Long-forgotten social networking pioneer MySpace has updated its privacy settings for its users.
In an email to its estimated 122 million members, it claimed that it had ‘made some changes to our privacy settings to make them simpler than ever'. The changes are now set out simply so users can determine who can view a user's profile content – choosing between ‘anyone', ‘only my friends and anyone 18 and over' and ‘only my friends'.
Profiles are automatically set to be viewed by ‘anyone' but MySpace has said that ‘if any of your previous settings were set to only my friends, your entire profile is now set to only my friends.' Other settings determine the user to allow other people to see when they are online, their birthday and whether to allow users under 18 years old to be able to contact them.
MySpace said: “At MySpace, we understand the importance of privacy and allowing you to control your information. Don't worry we aren't forcing you to share any information that you didn't share before. We just want you to be 'in the know' about what the privacy settings are, how to use them and how they affect the types of information you share.”
It also clarified a user's basic profile information consists of their profile picture, numerical friend ID, vanity URL (if they choose one), stated location, gender and age, display name and their real name (if they choose to display it).
It said: “This information is public, which means it is available to everyone and will be displayed in search results both on MySpace and on external search engines.”
Rik Ferguson, senior security advisor at Trend Micro, said that the privacy settings page was certainly well put together and easy to understand, but there were a couple of changes that he would have liked to have seen.
He said: “Why just default the under 18s to ‘Friends Only'? It would be great if everyone defaulted to the more private setting and people were allowed to opt-in to the more public profile settings rather than opt out.
“Also it is a shame that MySpace oblige you to give a country, town and postcode, but then do not allow you to make that private if you wish.”
Graham Cluley, senior technology consultant at Sophos told SC Magazine that while he has never been a MySpace user and has only looked at it to check out the occasional malicious page, he welcomed the move not to ‘water down' the privacy from what it was before.
He said: “As with any of these sites, folks need to be careful about what they share online and it sounds like MySpace gives you the ability to prevent private content from being shared on a case-by-case basis.
“Finally, users who are nervous of apps installed by their MySpace friends being able to access their profile content may want to consider blocking all apps that they haven't added themselves.”

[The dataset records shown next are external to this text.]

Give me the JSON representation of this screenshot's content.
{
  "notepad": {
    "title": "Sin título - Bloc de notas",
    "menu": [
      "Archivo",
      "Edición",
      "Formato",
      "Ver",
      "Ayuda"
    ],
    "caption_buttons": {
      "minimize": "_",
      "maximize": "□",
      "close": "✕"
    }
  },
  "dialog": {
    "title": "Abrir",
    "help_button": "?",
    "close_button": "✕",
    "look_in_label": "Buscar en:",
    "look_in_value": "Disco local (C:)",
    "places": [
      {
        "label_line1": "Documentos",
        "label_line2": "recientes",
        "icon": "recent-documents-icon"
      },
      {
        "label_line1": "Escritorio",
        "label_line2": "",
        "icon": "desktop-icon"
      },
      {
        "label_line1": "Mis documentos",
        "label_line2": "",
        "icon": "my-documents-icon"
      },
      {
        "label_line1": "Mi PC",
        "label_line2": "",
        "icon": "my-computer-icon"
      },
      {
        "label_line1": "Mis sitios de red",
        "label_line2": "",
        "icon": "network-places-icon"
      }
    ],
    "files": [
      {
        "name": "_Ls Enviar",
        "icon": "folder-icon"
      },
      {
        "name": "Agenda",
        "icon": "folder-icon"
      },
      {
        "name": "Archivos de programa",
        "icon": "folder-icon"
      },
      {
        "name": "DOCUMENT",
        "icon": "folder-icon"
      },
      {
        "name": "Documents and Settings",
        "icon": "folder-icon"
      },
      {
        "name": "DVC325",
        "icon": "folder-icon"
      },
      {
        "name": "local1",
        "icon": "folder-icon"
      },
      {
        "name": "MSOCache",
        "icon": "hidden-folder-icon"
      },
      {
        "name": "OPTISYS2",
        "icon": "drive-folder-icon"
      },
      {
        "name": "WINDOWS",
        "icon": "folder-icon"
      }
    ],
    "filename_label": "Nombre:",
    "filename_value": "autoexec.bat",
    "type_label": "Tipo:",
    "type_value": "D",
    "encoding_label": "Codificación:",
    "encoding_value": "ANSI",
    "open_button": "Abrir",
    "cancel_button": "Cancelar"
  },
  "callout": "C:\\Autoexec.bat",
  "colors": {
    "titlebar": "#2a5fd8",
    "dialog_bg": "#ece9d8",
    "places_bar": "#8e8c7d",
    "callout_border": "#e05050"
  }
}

He encouraged people who have long dormant MySpace accounts to revisit it and check that their privacy settings are in order, and if they feel it is safer to remove any information which they no longer want to appear there.